At the request of his daughter, who was now Queen Esther of the empire of Media and Persia, Mordecai had gathered all the Jews in the citadel to fast for three days. Esther knew that approaching the king without being summoned, even as the queen, was a dangerous enterprise. It was against the laws and customs of the land and punishable by death. But because of the edict that had gone out to annihilate all Jews, Esther was willing to risk her life for her people. So when she went before the king, it was by the strength of the prayers and fasting of all her people that she went. Never sell short the prayers of the people of God.
So on the third day, Esther donned her royal robes and stood in the inner court of the palace, in front of the king’s hall. When the king, who was on his throne, saw her, he was pleased, and he extended his golden scepter to her to touch, signifying she was cleared to approach him. “What is it, Queen Esther? What is your request? Even up to half the kingdom, it will be given you” (Esther 5:3). At that piece of good news, Esther played her first card. She invited the king and his second in command, a man named Haman who was responsible for putting out the edict to annihilate the Jews, to a banquet she had prepared for them that day. The king, who had a soft spot for parties, immediately accepted, and sent for Haman to join them.
After dinner, the king again posed the same question to Esther seeking her request. Her answer is a bit of a strange one; she invites the two of them to another banquet the next night, at which time she will give the king her request. Happy to continue this celebration, the king accepted.
Proud as a peacock, Haman went home that night boasting to his wife and friends of his position and his wealth. “And that’s not all. I’m the only person Queen Esther invited to accompany the king to the banquet she gave. And she has invited me along with the king tomorrow. But all this gives me no satisfaction as long as I see that Jew Mordecai sitting at the king’s gate” (5:12-13).
Haman’s wife and friends had a simple solution for that problem. Have a 75-foot pole set up in the morning and have Mordecai impaled on it. (No one in the court, including the king, knew of Esther’s connection to Mordecai or that she was a Jew.)
Meanwhile, back at the palace, the king was not having such a good night. He couldn’t sleep, so he ordered the book of chronicles — the record of his reign — to be brought and read to him.
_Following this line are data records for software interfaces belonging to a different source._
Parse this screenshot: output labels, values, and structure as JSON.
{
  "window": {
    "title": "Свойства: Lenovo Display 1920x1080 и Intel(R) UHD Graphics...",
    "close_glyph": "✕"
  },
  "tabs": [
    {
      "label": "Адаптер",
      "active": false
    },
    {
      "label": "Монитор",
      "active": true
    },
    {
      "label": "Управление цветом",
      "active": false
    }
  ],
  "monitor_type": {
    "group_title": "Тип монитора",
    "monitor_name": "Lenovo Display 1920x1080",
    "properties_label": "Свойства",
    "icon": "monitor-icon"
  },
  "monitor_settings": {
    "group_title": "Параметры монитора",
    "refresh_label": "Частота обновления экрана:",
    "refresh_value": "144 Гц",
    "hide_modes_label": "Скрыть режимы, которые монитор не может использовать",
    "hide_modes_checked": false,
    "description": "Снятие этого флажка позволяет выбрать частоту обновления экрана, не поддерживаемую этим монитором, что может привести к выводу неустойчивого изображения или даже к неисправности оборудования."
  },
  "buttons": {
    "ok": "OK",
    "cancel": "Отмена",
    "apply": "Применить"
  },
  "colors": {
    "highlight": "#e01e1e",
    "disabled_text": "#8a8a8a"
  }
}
In the process, the story of how a plot to assassinate him was thwarted by Mordecai came to his attention. When he asked what honor and recognition Mordecai had received for this, the answer came back, “Nothing has been done for him” (6:3).
The next day Haman showed up intending on telling the king of his plan to execute Mordecai that day, when the king asked him a question: “What should be done for the man the king delights to honor?” Haman, who, in his narcissism, assumed the king was thinking about honoring him, poured it on thick, suggesting he should put him in the king’s robes on the king’s horse and be paraded around the city.
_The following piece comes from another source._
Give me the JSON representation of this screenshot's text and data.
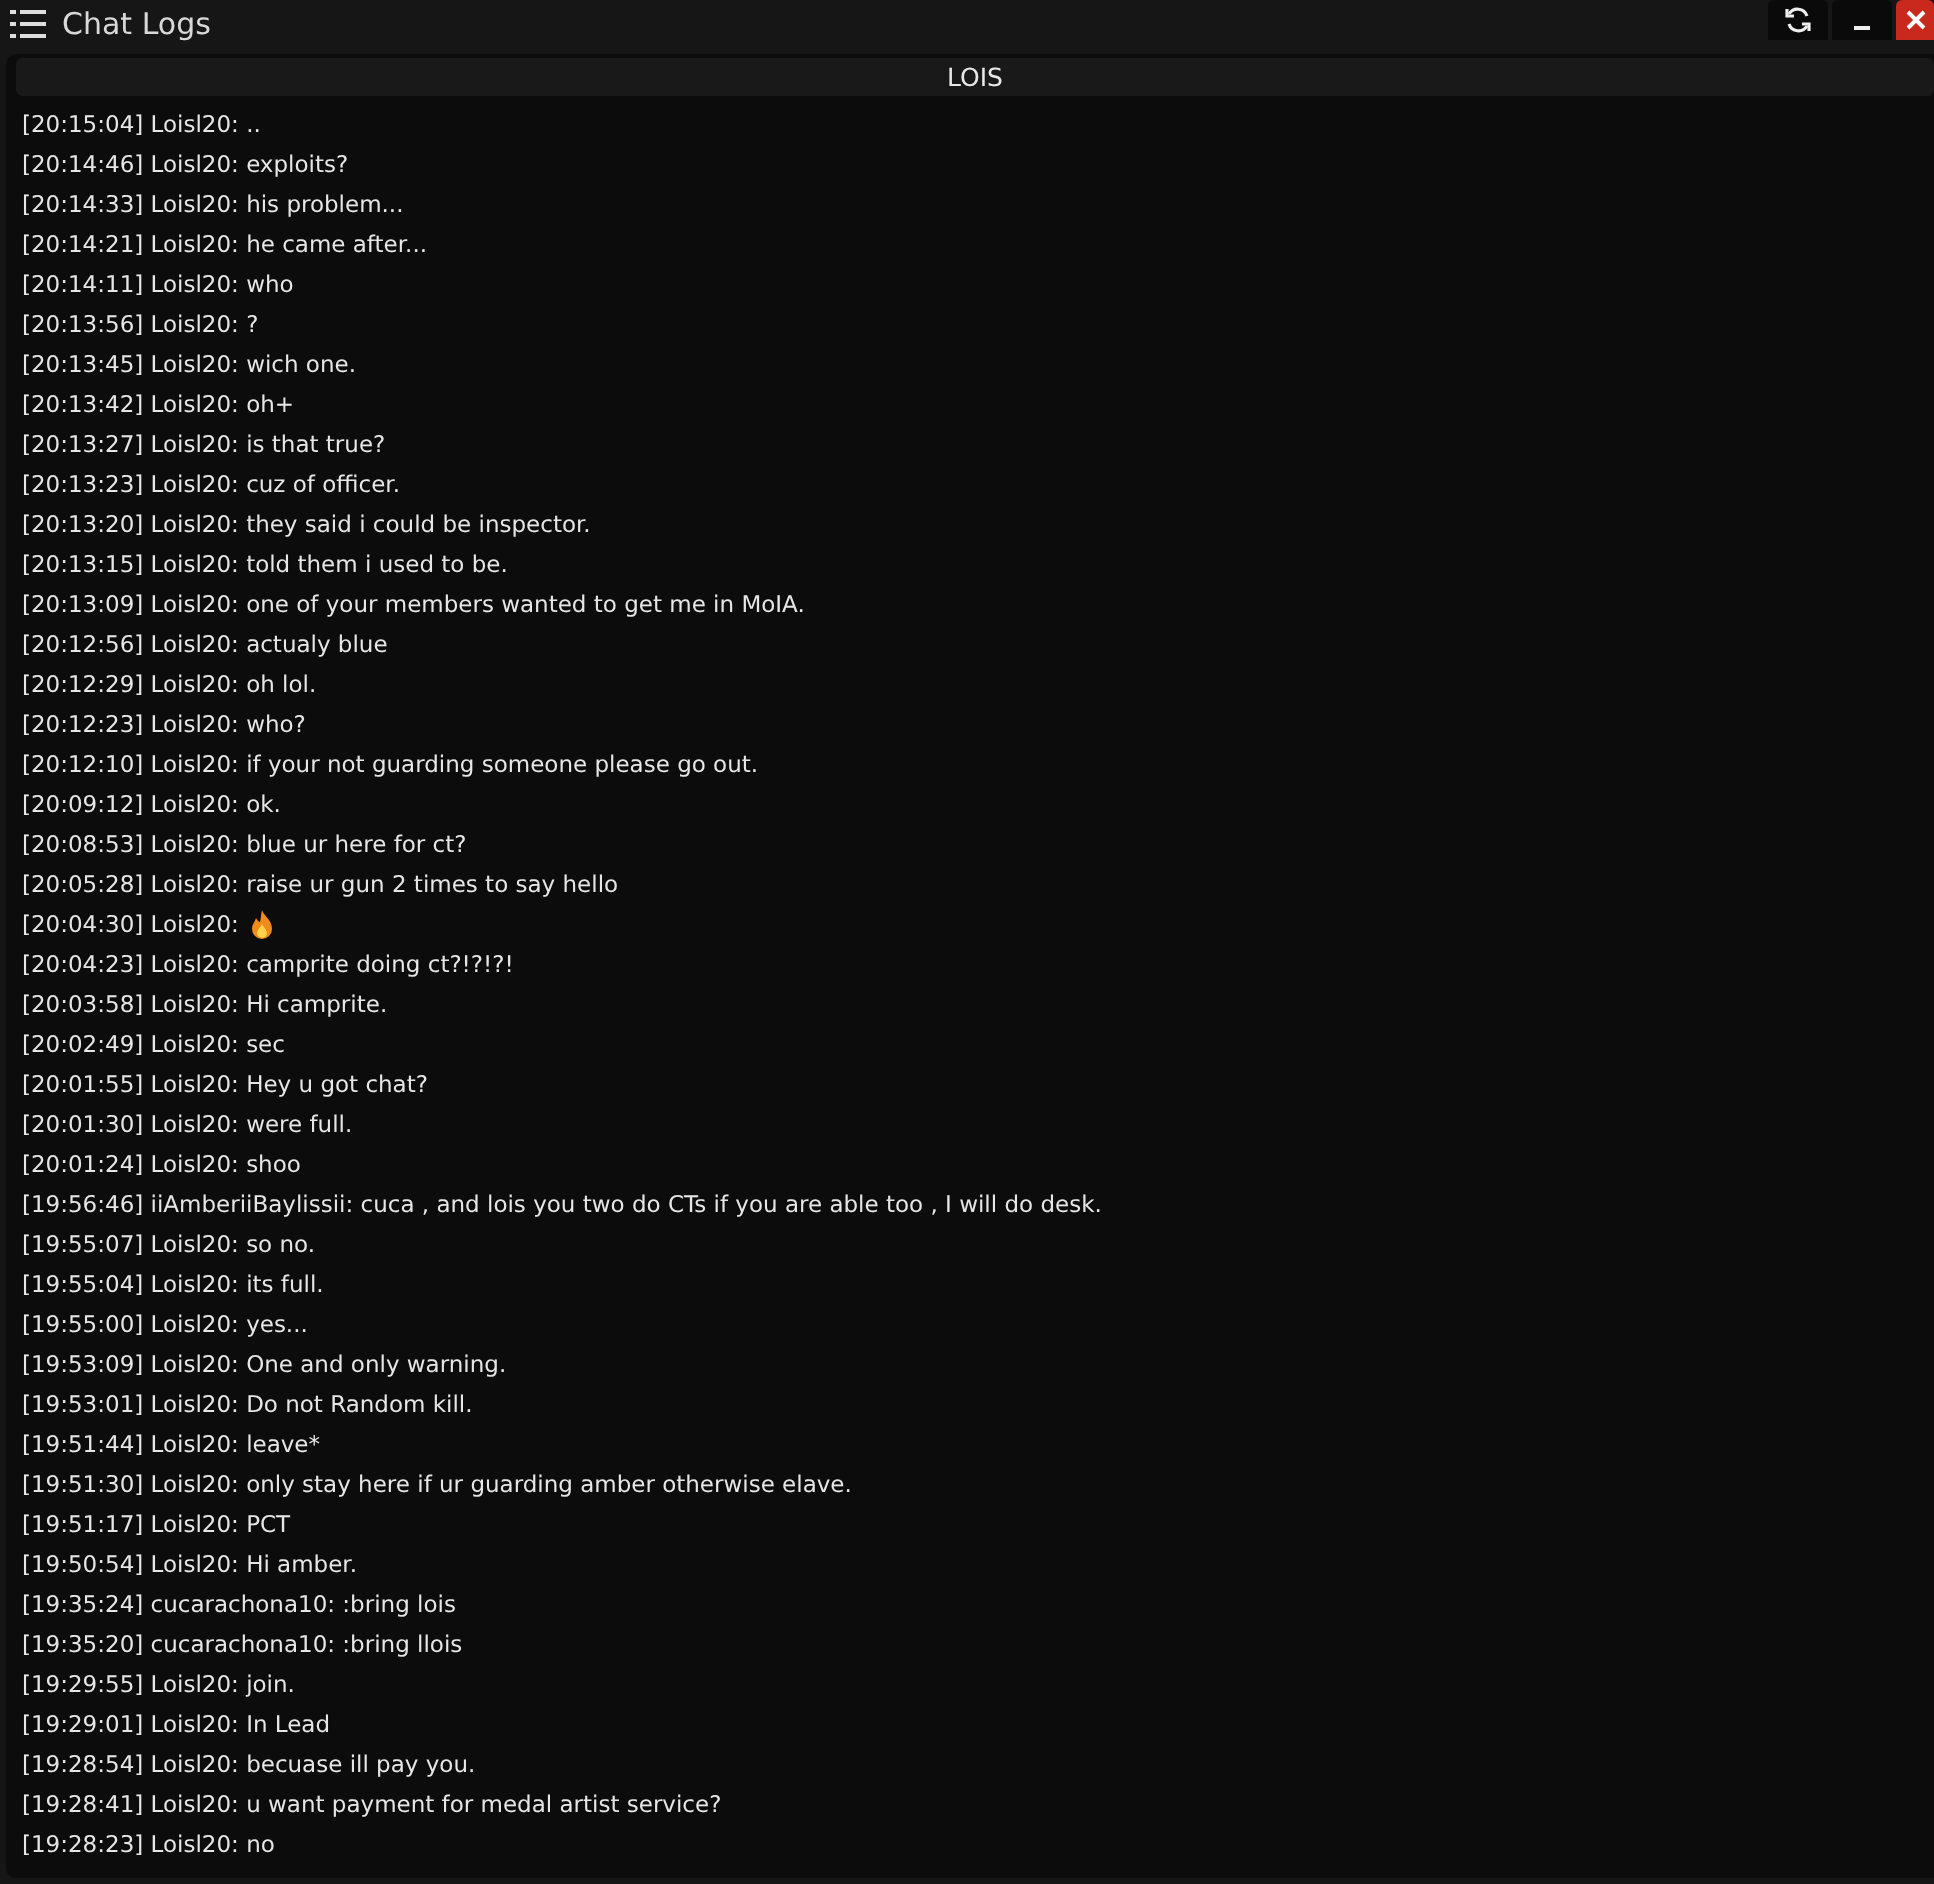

“Go at once … and do just as you have suggested for Mordecai the Jew, who sits at the king’s gate. Do not neglect anything you have recommended” (6:10). Humiliated by this turn of events, Haman had to carry this out.
That evening, at their second banquet, the king asked Esther one more time for her request. So she told him how she and her people had been sold to be destroyed, killed, and annihilated. When the king asked where was the man that would do such a thing, she played her final card. “An adversary and enemy! This vile Haman!”
The king was enraged at Haman and when he found out Haman had already constructed a pole to execute Mordecai, he commanded Haman be impaled on that very pole. “So they impaled Haman on the pole he had set up for Mordecai. Then the king’s fury subsided” (7:10).
So Esther continued her reign, Mordecai was put on the king’s court as second-in-command to the king, and the Jews not only survived, they were given authority to destroy their enemies, reversing the edict against them, all because one woman rose to the occasion when she realized that she had been put in this position “for such a time as this.”
Where does God have you? You are not there by accident. You have been put there for such a time as this.